I could see the big tall structure that was lit up near our hotel. I still couldn't figure out what it was, but I knew I was near the finish. Plus there were tons of spectators and I could hear Mike Reilly rallying the crowd. Ohmygosh. I was about to finish a freaking IRONMAN. I was having the time of my life. This was the best feeling ever. I almost didn't want it to end! I'd imagined this moment so many times and here it was, exactly as I'd pictured it.

As I made that incredible last turn to go towards the finish chute, I could see two people ahead of me. I slowed down a smidgen not wanting to catch up to them in their moment of glory but I was so energized it was hard to slow down much. I crossed a timing mat about 75 meters from the finish as I heard Mike Reilly dub the people ahead of me with the word Ironman. I figured the timing mat must have been to let Mike Reilly know who the next person coming was.

I heard something about Sacramento and knew Mike Reilly was now talking about me. ME! I started high-fiving everyone on my left, hoping that's the side Dave was on. I didn't stop to look for familiar faces though. I was smiling so much and Dancing Queen's "having the time of her life" line fit so perfectly. I put my arms in the air like a good champion, and just before I crossed the finish line, I heard Mike Reilly say, "KENDRA, YOU ARE AN IRONMAN!"

FIRST RUN SEGMENT 6 mi. (1:12:25) 12:04/mile
SECOND RUN SEGMENT 7.4 mi. (1:31:10) 12:19/mile
THIRD RUN SEGMENT 5.6 mi. (1:25:22) 15:14/mile
FINAL RUN SEGMENT 7.2 mi. (1:42:55) 14:17/mile
TOTAL RUN 26.2 mi. (5:51:52) 13:25/mile

SWIM 1:20:58
T1: SWIM-TO-BIKE 19:01
BIKE 7:24:45
T2: BIKE-TO-RUN 19:12
RUN 5:51:52
OVERALL 15:15:48


  1. YAY!!!!!!!!!!!! i can't believe how strong you look crossing the finish line. AMAZING!!!!

  2. So now that its "old hat" when is the next?

  3. Beautiful!


  4. ok this made me tear up, I won't lie. YAY for you, AGAIN!!! Having dancing queen running through my head might have prompted some of those tears. :)

    Also -- "Not knowing if this was going to ruin my oneness with the universe, I dropped the last word of the chant" = HILARIOUS. Oh, the things you think about when you're deliriously exhausted!

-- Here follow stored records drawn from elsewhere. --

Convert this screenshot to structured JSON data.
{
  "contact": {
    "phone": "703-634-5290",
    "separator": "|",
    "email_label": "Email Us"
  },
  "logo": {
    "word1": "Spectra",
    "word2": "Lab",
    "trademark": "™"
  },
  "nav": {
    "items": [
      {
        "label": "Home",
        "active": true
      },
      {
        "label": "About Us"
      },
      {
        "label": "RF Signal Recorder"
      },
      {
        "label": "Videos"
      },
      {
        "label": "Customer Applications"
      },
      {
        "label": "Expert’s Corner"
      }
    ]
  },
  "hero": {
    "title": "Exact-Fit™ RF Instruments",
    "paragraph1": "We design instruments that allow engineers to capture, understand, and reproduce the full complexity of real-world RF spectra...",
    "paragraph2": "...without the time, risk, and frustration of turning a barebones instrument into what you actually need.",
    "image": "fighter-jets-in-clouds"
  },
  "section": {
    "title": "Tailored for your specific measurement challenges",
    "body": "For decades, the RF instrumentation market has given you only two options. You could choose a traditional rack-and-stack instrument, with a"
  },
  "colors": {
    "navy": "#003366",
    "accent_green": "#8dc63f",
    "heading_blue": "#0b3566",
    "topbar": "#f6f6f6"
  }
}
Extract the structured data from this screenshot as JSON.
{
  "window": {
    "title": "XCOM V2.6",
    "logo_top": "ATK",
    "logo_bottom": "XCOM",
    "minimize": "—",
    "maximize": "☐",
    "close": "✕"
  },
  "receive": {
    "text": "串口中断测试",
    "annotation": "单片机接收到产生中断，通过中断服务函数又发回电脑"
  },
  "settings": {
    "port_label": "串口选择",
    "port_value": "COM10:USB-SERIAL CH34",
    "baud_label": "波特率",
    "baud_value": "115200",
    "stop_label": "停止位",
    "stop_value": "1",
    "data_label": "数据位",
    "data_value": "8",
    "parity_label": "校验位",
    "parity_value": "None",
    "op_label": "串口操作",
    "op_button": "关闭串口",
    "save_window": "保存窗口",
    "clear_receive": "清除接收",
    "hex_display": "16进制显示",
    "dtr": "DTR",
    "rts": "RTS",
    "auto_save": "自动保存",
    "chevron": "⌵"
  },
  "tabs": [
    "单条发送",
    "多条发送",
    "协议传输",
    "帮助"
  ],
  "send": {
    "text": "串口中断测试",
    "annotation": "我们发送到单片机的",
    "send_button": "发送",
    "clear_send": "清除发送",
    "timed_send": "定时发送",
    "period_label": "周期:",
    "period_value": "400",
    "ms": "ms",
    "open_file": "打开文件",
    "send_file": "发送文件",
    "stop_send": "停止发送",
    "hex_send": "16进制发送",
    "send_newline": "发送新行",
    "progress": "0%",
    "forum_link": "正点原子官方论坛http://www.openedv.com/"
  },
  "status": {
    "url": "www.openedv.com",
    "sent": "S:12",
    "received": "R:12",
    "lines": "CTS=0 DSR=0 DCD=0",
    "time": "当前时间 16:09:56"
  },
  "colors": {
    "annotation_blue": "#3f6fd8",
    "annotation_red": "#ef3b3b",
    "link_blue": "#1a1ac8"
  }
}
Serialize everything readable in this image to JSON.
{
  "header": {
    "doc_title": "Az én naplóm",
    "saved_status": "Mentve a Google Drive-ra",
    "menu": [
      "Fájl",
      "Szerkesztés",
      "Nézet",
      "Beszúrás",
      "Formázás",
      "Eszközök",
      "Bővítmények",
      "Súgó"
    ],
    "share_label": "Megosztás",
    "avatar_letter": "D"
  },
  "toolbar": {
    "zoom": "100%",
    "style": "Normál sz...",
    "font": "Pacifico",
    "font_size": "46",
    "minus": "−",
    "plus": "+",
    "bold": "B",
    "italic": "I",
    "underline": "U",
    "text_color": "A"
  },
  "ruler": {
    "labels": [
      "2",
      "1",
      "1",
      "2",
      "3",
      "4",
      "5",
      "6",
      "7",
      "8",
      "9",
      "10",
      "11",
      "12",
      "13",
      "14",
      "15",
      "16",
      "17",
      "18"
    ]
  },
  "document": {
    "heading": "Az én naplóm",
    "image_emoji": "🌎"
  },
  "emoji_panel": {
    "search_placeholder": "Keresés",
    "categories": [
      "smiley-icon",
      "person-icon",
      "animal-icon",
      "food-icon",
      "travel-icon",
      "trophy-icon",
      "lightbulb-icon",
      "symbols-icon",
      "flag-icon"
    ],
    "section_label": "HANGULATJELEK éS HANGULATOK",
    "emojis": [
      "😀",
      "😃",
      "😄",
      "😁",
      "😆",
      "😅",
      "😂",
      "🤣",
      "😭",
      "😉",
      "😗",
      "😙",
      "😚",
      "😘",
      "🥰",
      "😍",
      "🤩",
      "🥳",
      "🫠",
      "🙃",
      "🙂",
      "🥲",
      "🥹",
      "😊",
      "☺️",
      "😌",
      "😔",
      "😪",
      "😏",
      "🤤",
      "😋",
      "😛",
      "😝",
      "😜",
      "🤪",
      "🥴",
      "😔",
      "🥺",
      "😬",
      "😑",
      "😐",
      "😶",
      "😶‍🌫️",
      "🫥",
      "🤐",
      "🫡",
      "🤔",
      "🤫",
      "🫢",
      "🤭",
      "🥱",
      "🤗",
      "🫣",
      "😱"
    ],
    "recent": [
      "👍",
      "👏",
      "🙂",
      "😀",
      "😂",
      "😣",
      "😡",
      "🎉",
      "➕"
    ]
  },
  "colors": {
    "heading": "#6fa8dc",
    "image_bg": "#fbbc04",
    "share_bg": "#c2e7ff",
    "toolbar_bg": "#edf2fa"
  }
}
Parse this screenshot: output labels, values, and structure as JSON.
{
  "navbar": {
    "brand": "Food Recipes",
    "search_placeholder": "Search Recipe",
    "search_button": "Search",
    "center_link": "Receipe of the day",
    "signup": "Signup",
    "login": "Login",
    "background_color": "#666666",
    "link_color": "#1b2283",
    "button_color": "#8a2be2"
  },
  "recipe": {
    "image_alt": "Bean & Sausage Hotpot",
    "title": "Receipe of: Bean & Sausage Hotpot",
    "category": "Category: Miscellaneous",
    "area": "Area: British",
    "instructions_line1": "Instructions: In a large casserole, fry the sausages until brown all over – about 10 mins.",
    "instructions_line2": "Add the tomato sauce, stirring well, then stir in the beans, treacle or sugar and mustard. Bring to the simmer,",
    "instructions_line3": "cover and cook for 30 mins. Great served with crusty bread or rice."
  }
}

  5. I love the chant - I use the yoga breathing too when the pain just overtakes you! Beautiful race report!!